◆ WHAT THIS TASK INVOLVES ◆
Across all the records, filter for lines with the word "BotFather" and copy them.

#### SUPPLIED MATERIAL ####

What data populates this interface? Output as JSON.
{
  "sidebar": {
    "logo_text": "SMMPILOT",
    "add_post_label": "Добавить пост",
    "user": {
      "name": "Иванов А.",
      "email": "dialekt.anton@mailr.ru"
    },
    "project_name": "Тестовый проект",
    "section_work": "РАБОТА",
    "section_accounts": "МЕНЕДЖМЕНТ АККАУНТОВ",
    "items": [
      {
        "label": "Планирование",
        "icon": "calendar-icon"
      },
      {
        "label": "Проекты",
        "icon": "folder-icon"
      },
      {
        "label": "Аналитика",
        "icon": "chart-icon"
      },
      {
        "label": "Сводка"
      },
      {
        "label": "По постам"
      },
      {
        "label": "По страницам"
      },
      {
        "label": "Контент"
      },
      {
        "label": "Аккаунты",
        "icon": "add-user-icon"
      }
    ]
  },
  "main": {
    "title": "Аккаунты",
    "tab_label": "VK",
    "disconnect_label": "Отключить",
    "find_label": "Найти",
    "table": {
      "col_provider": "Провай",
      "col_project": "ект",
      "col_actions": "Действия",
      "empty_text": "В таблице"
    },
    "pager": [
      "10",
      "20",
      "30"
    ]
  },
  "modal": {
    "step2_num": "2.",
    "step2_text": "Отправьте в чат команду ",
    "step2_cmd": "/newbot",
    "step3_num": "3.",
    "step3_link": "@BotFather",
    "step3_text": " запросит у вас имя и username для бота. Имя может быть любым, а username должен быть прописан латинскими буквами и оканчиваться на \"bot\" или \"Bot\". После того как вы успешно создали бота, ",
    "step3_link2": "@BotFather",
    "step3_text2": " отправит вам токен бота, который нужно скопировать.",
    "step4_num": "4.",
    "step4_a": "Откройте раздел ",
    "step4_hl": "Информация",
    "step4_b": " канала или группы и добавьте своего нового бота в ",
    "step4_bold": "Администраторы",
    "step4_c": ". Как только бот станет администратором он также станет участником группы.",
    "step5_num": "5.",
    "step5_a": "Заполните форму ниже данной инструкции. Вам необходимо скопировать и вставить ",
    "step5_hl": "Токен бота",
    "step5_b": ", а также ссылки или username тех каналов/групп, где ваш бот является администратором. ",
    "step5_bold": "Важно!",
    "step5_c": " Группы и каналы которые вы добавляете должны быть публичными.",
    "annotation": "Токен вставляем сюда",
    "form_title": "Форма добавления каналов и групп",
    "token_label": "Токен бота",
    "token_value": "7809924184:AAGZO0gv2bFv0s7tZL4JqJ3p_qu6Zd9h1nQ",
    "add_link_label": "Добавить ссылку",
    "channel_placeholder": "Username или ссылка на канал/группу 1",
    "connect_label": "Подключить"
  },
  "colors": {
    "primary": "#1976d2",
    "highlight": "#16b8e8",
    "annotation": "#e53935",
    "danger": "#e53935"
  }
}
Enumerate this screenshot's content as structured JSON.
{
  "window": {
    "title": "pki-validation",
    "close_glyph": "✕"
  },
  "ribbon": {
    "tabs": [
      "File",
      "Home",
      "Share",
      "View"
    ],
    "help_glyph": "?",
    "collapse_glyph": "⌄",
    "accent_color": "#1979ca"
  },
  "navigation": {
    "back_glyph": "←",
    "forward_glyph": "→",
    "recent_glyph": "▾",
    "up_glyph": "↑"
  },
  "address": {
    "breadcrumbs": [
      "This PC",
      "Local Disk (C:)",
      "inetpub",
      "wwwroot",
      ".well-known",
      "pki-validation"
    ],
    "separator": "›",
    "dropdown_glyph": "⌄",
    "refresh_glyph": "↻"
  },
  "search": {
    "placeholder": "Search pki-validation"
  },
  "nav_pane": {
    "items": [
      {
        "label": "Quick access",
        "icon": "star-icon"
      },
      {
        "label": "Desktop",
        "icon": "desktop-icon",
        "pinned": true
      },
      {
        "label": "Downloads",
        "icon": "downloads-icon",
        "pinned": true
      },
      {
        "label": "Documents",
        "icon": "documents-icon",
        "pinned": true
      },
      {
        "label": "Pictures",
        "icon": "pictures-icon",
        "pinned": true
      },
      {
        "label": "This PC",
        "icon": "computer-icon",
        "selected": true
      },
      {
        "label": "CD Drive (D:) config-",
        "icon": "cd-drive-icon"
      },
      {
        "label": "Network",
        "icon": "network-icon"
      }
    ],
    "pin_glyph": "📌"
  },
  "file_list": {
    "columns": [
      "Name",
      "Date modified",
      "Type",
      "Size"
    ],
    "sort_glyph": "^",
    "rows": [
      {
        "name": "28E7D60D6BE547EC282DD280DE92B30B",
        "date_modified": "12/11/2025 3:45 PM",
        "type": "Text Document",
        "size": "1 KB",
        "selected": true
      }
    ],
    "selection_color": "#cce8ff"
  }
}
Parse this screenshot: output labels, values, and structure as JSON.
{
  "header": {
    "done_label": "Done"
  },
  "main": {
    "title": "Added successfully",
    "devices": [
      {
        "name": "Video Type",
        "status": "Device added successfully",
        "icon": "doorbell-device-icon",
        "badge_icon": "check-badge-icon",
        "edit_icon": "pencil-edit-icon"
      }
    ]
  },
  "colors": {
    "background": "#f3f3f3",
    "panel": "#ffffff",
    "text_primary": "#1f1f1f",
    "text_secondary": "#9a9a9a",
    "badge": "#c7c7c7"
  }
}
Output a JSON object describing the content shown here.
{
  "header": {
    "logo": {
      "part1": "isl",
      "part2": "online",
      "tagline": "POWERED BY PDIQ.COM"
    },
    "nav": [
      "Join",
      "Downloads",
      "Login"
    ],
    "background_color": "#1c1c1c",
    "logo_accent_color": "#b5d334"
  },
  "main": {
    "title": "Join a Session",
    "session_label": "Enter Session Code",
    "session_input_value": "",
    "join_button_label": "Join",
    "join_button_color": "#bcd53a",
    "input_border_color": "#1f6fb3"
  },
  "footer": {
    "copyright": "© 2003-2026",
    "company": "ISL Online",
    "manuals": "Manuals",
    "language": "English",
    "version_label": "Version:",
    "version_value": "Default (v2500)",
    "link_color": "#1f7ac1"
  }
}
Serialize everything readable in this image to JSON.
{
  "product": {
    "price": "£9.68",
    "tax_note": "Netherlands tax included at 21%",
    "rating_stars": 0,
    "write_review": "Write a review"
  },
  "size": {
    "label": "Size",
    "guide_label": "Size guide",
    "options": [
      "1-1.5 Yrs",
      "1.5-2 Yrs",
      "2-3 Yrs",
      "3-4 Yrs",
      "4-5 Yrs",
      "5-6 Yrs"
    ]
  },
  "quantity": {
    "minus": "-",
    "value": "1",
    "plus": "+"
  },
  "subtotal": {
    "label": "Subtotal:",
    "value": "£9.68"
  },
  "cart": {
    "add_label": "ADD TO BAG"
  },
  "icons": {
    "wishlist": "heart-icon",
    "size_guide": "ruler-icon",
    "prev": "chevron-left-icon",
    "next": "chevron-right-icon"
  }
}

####

◆ REPLY TO THE EXERCISE ◆
    "step3_link": "@BotFather",
    "step3_link2": "@BotFather",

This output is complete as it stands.